Can cats get lungworm?
It’s a common misconception that only dogs can get lungworm. Although cats can’t get the dog lungworm Angiostrongylus vasorum (a potentially fatal parasite of dogs), they can get a different species called Aelurostrongylus abstrusus. Lungworm in cats can show similar symptoms to other common lung conditions, such as feline asthma, including coughing, wheezing and difficulty breathing. Unlike dog lungworm, the condition is rarely fatal, though it can be more serious in kittens and animals that are otherwise unwell.
What is lungworm?
As the name suggests, cat lungworm is a parasite that lives in the lungs and small airways of infected cats. The adult worms produce eggs that hatch into larvae and burrow through the lung tissue, which as you can imagine causes lung damage and associated symptoms like a cough.
How do cats get lungworm?
Cat lungworm is carried by slugs and snails, and cats can become infected either by eating infected molluscs directly, or more commonly by eating other animals that have eaten infected molluscs, such as rodents or birds.
Is lungworm dangerous for cats?
Lungworm generally causes respiratory illness and lung damage, and infected cats often cough or wheeze, and may have breathing difficulties. Symptoms are often mild in adult cats, but the disease can be more serious in kittens and cats that are otherwise unwell.
Can cats transfer lungworm to other pets?
Cat lungworm won’t affect dogs; they have their own species of lungworm that poses a much more serious risk to them. A cat infected with lungworm will pass lungworm larvae out in its faeces, contaminating the environment and infecting the local slugs and snails. Other cats can then pick the disease up either by eating these molluscs, or by eating another small animal (such as a rodent or bird) that has eaten the mollusc.

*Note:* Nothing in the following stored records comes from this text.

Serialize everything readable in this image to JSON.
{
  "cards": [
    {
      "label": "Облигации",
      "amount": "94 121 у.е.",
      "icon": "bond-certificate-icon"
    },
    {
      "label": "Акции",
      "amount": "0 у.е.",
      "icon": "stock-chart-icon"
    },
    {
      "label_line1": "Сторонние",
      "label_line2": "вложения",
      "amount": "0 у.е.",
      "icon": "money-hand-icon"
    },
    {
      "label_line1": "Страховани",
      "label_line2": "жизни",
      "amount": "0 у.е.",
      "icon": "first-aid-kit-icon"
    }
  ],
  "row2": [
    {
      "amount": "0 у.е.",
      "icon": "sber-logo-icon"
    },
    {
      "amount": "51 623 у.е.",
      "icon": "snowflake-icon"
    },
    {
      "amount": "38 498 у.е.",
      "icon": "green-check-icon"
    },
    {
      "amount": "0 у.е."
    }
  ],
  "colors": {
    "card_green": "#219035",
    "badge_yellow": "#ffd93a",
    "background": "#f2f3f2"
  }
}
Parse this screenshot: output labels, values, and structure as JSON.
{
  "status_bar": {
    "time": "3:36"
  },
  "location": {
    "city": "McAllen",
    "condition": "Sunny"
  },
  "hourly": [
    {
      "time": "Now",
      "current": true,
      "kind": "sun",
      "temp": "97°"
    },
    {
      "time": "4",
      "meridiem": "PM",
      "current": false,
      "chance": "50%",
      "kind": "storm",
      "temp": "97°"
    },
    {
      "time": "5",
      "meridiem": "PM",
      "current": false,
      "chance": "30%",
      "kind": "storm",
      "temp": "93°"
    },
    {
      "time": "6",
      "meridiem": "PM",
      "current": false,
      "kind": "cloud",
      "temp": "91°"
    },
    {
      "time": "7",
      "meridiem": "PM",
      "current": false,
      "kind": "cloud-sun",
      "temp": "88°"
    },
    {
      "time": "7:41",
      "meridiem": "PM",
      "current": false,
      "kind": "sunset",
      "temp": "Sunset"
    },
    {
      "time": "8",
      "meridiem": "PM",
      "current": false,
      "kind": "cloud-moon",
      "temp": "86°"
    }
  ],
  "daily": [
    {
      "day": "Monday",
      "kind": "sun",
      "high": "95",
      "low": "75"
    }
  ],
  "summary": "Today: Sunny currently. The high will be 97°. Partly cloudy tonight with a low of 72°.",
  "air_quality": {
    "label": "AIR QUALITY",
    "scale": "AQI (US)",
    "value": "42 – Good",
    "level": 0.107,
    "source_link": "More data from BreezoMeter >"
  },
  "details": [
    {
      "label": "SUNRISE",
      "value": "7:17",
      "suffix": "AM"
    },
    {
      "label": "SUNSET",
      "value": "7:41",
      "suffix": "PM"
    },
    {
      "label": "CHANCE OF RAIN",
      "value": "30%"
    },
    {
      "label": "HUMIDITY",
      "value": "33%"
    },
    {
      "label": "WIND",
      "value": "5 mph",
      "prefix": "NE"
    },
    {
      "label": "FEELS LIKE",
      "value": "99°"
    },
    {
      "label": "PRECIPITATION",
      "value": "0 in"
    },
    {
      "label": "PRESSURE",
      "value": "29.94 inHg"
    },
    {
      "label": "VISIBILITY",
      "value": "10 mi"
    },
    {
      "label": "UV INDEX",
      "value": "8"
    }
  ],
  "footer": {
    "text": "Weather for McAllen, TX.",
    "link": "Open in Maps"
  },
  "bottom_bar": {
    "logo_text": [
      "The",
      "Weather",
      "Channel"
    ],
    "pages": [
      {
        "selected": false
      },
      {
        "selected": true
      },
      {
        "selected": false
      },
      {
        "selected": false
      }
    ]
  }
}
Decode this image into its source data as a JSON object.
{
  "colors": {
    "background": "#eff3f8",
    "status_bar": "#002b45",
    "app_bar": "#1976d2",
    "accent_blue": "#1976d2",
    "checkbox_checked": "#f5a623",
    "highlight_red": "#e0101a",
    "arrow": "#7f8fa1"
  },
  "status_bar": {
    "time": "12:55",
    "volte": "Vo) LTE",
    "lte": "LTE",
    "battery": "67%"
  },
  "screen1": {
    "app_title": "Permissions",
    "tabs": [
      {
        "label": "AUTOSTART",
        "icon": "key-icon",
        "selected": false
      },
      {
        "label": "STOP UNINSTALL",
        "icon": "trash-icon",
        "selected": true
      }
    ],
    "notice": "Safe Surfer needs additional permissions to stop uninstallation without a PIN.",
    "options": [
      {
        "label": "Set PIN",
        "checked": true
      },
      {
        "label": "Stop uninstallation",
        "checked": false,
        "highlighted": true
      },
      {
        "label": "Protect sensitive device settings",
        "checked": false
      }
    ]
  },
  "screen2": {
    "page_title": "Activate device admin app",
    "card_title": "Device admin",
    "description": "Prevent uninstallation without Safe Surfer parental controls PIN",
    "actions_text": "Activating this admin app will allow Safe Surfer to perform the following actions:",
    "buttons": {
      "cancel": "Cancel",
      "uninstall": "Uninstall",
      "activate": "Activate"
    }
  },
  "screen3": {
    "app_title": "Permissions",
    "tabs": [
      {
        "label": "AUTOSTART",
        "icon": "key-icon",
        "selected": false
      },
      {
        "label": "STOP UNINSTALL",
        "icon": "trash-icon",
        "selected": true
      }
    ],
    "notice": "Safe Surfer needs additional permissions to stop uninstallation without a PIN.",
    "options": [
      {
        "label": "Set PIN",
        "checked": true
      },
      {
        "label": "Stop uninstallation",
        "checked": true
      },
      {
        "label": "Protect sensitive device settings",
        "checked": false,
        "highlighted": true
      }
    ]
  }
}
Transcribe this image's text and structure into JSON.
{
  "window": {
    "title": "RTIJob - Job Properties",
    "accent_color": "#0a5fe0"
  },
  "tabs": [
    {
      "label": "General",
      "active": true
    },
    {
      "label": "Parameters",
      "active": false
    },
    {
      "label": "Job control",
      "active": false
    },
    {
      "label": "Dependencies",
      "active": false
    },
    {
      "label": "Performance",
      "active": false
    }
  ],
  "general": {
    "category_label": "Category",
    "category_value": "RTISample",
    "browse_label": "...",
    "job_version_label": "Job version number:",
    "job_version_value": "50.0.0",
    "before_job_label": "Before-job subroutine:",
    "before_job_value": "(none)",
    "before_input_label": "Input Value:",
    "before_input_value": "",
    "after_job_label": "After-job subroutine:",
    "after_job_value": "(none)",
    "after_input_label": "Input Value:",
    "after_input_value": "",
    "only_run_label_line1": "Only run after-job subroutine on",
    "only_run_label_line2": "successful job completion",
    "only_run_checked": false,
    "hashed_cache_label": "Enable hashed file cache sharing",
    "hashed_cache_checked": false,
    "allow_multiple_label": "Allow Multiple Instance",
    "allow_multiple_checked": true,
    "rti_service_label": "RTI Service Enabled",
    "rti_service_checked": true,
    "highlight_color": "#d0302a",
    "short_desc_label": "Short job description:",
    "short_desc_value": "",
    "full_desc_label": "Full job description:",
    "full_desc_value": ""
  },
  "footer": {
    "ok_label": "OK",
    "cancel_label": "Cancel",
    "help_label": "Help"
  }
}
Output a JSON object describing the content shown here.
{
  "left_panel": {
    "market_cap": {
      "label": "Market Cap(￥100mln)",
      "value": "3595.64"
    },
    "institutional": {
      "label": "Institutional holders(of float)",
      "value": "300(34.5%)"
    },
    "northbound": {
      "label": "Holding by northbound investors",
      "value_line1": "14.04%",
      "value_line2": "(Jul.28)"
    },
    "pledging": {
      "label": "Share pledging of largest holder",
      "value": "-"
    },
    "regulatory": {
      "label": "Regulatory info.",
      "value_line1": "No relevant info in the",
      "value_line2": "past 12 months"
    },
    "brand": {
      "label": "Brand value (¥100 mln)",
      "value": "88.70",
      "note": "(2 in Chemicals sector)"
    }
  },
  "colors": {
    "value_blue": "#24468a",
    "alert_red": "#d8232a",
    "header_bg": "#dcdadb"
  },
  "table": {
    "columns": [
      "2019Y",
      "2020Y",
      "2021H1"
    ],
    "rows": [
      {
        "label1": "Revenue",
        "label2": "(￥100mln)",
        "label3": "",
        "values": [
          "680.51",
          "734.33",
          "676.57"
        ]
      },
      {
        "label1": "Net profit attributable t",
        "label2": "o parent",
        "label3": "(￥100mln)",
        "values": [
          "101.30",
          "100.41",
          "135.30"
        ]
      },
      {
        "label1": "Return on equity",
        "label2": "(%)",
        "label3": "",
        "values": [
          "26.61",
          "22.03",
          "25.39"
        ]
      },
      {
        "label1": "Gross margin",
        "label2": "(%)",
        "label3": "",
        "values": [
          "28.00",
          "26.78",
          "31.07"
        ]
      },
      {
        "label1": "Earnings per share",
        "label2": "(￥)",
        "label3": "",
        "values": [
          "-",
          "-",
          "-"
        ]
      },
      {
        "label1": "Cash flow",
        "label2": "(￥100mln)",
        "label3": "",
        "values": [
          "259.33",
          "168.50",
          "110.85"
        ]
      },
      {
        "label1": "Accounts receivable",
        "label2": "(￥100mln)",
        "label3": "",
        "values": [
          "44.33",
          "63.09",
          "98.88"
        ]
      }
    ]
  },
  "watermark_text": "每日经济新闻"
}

What are the symptoms of lungworm?
Symptoms include a persistent cough, wheezing and sneezing (especially after exertion), and there may be some discharge from the nose and difficulty breathing. These signs can also be seen in other diseases, so it’s not always easy to tell if your cat has lungworm. If your cat has any of these symptoms it’s advisable to get them checked over by a vet.
How can you protect your pet?
Discouraging your cat from hunting will help reduce the risk, but of course this is easier said than done! As tiny slugs and snails can fall into water bowls and attach to toys, cleaning these regularly and thoroughly can help reduce the risk. Not all products are able to kill this parasite, speak to your vet for further advice.
Did you know…
Don’t eat slugs. That might seem obvious, but an Australian man ate two for a dare and contracted meningitis from the rat lungworm hiding within. Thankfully, he recovered fully, but it took five months. Further evidence that you should always pick ‘truth’.
For more information about worming your cat, click here.